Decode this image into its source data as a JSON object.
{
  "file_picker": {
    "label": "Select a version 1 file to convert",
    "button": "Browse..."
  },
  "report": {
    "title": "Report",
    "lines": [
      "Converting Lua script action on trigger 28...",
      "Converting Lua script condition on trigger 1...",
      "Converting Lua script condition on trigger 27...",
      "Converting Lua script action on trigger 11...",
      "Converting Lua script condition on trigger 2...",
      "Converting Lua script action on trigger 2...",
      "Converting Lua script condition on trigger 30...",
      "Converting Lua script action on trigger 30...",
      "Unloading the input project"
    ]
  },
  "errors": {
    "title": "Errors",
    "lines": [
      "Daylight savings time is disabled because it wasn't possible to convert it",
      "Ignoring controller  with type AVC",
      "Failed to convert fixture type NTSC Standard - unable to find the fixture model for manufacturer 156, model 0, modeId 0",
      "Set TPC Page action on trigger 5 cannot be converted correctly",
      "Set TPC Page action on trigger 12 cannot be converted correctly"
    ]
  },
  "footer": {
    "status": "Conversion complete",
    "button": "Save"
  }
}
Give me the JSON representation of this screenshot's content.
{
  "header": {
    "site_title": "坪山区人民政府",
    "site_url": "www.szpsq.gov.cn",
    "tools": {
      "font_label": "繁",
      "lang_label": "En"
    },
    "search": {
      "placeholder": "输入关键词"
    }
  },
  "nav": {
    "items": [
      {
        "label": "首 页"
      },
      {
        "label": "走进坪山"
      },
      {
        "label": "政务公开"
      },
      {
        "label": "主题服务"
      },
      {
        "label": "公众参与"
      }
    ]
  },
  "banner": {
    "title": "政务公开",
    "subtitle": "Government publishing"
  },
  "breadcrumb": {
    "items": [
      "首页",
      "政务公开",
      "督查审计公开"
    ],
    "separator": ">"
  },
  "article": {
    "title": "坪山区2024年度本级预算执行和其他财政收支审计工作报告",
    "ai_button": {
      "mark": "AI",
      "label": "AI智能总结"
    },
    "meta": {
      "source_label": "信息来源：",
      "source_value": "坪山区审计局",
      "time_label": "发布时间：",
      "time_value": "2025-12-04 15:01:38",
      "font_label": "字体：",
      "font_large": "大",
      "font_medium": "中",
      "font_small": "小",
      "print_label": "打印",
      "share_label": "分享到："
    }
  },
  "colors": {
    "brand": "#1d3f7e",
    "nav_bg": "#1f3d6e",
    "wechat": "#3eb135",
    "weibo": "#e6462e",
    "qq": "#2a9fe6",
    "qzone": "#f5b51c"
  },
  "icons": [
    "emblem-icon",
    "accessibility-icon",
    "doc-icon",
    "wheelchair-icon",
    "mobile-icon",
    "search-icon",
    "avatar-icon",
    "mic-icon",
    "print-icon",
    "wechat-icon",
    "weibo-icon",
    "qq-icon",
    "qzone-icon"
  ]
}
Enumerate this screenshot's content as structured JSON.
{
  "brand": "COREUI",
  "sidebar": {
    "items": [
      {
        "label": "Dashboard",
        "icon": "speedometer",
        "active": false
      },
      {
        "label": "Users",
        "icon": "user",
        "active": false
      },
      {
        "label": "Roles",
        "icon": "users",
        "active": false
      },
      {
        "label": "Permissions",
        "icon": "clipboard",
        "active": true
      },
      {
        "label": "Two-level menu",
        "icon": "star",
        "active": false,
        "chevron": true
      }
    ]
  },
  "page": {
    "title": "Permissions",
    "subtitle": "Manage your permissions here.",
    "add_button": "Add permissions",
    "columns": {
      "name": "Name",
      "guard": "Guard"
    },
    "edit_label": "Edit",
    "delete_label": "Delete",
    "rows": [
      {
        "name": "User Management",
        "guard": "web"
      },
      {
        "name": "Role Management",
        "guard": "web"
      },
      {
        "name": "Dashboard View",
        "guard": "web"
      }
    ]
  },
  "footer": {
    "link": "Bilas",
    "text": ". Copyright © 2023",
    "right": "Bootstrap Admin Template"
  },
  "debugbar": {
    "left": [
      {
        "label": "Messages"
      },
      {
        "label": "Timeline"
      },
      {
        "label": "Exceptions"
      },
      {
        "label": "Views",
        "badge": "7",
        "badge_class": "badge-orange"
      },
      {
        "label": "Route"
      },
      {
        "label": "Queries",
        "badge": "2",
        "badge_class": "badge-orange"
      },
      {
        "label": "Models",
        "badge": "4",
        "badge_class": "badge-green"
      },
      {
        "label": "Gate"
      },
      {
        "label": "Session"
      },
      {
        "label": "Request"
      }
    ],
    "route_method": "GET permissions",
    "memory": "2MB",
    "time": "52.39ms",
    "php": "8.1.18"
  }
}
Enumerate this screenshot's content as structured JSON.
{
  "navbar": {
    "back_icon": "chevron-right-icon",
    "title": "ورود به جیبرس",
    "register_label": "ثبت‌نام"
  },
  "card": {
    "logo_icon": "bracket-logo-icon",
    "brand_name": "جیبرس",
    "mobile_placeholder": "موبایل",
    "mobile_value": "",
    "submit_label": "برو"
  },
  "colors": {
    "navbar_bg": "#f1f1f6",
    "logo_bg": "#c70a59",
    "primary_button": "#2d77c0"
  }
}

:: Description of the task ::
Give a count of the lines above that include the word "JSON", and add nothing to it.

:: Exercise output ::
4